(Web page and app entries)
---+---

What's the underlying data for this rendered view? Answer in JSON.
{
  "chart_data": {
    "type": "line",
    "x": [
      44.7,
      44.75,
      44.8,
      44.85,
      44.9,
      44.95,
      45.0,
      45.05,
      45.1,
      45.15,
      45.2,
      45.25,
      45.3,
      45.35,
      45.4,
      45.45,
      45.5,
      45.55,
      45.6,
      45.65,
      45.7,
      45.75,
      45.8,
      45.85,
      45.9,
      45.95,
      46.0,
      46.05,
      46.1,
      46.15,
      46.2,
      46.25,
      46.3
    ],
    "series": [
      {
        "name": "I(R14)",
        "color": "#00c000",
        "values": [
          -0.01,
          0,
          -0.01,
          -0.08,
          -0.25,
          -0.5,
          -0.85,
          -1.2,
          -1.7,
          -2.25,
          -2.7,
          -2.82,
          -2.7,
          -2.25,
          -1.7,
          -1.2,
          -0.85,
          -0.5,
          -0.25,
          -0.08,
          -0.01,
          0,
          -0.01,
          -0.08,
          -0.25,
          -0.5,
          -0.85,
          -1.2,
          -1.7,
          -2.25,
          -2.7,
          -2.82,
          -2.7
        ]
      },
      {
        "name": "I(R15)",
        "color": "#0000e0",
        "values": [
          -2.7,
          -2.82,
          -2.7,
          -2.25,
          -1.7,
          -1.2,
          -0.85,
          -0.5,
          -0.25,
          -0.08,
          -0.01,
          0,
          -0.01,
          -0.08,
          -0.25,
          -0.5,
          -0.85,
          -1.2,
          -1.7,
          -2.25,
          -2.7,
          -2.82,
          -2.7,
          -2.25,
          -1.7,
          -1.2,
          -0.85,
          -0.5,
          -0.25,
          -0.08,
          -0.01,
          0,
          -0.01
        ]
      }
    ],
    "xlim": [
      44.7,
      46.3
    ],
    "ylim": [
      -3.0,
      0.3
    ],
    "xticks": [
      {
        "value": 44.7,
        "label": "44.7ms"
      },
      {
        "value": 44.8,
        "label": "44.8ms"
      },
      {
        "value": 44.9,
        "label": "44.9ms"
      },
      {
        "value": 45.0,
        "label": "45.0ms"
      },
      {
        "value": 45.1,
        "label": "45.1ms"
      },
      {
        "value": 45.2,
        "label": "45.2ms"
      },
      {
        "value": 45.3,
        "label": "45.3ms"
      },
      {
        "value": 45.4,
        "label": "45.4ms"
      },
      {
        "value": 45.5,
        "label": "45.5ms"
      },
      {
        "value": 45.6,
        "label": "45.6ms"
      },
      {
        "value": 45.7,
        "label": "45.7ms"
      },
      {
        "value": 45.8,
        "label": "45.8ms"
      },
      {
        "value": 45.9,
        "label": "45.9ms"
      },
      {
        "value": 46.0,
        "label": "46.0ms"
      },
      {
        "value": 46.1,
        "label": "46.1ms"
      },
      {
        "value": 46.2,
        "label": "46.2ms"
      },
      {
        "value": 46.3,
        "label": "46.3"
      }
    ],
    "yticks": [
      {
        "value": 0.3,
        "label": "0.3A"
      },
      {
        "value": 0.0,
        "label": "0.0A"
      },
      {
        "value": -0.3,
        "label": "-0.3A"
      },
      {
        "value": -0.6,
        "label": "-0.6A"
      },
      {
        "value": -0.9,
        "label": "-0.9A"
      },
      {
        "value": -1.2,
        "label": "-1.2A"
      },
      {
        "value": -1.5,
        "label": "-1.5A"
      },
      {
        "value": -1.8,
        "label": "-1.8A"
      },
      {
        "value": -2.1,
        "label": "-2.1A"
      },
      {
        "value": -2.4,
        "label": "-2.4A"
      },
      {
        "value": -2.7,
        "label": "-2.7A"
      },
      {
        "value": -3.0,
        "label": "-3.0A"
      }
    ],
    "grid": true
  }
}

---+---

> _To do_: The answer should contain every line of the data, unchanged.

> _Solved problem_:
What's the underlying data for this rendered view? Answer in JSON.
{
  "chart_data": {
    "type": "line",
    "x": [
      44.7,
      44.75,
      44.8,
      44.85,
      44.9,
      44.95,
      45.0,
      45.05,
      45.1,
      45.15,
      45.2,
      45.25,
      45.3,
      45.35,
      45.4,
      45.45,
      45.5,
      45.55,
      45.6,
      45.65,
      45.7,
      45.75,
      45.8,
      45.85,
      45.9,
      45.95,
      46.0,
      46.05,
      46.1,
      46.15,
      46.2,
      46.25,
      46.3
    ],
    "series": [
      {
        "name": "I(R14)",
        "color": "#00c000",
        "values": [
          -0.01,
          0,
          -0.01,
          -0.08,
          -0.25,
          -0.5,
          -0.85,
          -1.2,
          -1.7,
          -2.25,
          -2.7,
          -2.82,
          -2.7,
          -2.25,
          -1.7,
          -1.2,
          -0.85,
          -0.5,
          -0.25,
          -0.08,
          -0.01,
          0,
          -0.01,
          -0.08,
          -0.25,
          -0.5,
          -0.85,
          -1.2,
          -1.7,
          -2.25,
          -2.7,
          -2.82,
          -2.7
        ]
      },
      {
        "name": "I(R15)",
        "color": "#0000e0",
        "values": [
          -2.7,
          -2.82,
          -2.7,
          -2.25,
          -1.7,
          -1.2,
          -0.85,
          -0.5,
          -0.25,
          -0.08,
          -0.01,
          0,
          -0.01,
          -0.08,
          -0.25,
          -0.5,
          -0.85,
          -1.2,
          -1.7,
          -2.25,
          -2.7,
          -2.82,
          -2.7,
          -2.25,
          -1.7,
          -1.2,
          -0.85,
          -0.5,
          -0.25,
          -0.08,
          -0.01,
          0,
          -0.01
        ]
      }
    ],
    "xlim": [
      44.7,
      46.3
    ],
    "ylim": [
      -3.0,
      0.3
    ],
    "xticks": [
      {
        "value": 44.7,
        "label": "44.7ms"
      },
      {
        "value": 44.8,
        "label": "44.8ms"
      },
      {
        "value": 44.9,
        "label": "44.9ms"
      },
      {
        "value": 45.0,
        "label": "45.0ms"
      },
      {
        "value": 45.1,
        "label": "45.1ms"
      },
      {
        "value": 45.2,
        "label": "45.2ms"
      },
      {
        "value": 45.3,
        "label": "45.3ms"
      },
      {
        "value": 45.4,
        "label": "45.4ms"
      },
      {
        "value": 45.5,
        "label": "45.5ms"
      },
      {
        "value": 45.6,
        "label": "45.6ms"
      },
      {
        "value": 45.7,
        "label": "45.7ms"
      },
      {
        "value": 45.8,
        "label": "45.8ms"
      },
      {
        "value": 45.9,
        "label": "45.9ms"
      },
      {
        "value": 46.0,
        "label": "46.0ms"
      },
      {
        "value": 46.1,
        "label": "46.1ms"
      },
      {
        "value": 46.2,
        "label": "46.2ms"
      },
      {
        "value": 46.3,
        "label": "46.3"
      }
    ],
    "yticks": [
      {
        "value": 0.3,
        "label": "0.3A"
      },
      {
        "value": 0.0,
        "label": "0.0A"
      },
      {
        "value": -0.3,
        "label": "-0.3A"
      },
      {
        "value": -0.6,
        "label": "-0.6A"
      },
      {
        "value": -0.9,
        "label": "-0.9A"
      },
      {
        "value": -1.2,
        "label": "-1.2A"
      },
      {
        "value": -1.5,
        "label": "-1.5A"
      },
      {
        "value": -1.8,
        "label": "-1.8A"
      },
      {
        "value": -2.1,
        "label": "-2.1A"
      },
      {
        "value": -2.4,
        "label": "-2.4A"
      },
      {
        "value": -2.7,
        "label": "-2.7A"
      },
      {
        "value": -3.0,
        "label": "-3.0A"
      }
    ],
    "grid": true
  }
}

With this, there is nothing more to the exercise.